**Provided records**

━━━━━━━━━━

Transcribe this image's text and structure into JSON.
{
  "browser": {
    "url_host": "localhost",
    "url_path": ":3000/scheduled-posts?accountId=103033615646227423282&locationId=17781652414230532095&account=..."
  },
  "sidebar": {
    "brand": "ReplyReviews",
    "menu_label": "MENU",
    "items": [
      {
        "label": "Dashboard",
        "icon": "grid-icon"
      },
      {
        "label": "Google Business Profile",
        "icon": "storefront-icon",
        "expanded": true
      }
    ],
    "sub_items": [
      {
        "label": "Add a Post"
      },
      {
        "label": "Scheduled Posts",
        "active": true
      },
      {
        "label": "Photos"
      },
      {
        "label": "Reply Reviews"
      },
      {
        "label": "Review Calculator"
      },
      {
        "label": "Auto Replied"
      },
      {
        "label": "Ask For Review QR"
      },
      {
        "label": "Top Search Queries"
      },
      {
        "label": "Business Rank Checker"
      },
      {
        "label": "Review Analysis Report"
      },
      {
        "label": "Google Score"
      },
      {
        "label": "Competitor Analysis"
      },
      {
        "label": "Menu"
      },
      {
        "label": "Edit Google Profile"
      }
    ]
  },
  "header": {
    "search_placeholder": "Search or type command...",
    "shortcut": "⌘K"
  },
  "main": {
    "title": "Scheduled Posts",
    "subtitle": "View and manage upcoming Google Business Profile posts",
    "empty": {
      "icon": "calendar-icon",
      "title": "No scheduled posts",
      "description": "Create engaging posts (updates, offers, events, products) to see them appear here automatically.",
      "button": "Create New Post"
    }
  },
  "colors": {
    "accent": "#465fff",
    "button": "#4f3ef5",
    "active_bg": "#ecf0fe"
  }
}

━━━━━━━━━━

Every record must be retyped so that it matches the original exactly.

**Answer section**
Transcribe this image's text and structure into JSON.
{
  "browser": {
    "url_host": "localhost",
    "url_path": ":3000/scheduled-posts?accountId=103033615646227423282&locationId=17781652414230532095&account=..."
  },
  "sidebar": {
    "brand": "ReplyReviews",
    "menu_label": "MENU",
    "items": [
      {
        "label": "Dashboard",
        "icon": "grid-icon"
      },
      {
        "label": "Google Business Profile",
        "icon": "storefront-icon",
        "expanded": true
      }
    ],
    "sub_items": [
      {
        "label": "Add a Post"
      },
      {
        "label": "Scheduled Posts",
        "active": true
      },
      {
        "label": "Photos"
      },
      {
        "label": "Reply Reviews"
      },
      {
        "label": "Review Calculator"
      },
      {
        "label": "Auto Replied"
      },
      {
        "label": "Ask For Review QR"
      },
      {
        "label": "Top Search Queries"
      },
      {
        "label": "Business Rank Checker"
      },
      {
        "label": "Review Analysis Report"
      },
      {
        "label": "Google Score"
      },
      {
        "label": "Competitor Analysis"
      },
      {
        "label": "Menu"
      },
      {
        "label": "Edit Google Profile"
      }
    ]
  },
  "header": {
    "search_placeholder": "Search or type command...",
    "shortcut": "⌘K"
  },
  "main": {
    "title": "Scheduled Posts",
    "subtitle": "View and manage upcoming Google Business Profile posts",
    "empty": {
      "icon": "calendar-icon",
      "title": "No scheduled posts",
      "description": "Create engaging posts (updates, offers, events, products) to see them appear here automatically.",
      "button": "Create New Post"
    }
  },
  "colors": {
    "accent": "#465fff",
    "button": "#4f3ef5",
    "active_bg": "#ecf0fe"
  }
}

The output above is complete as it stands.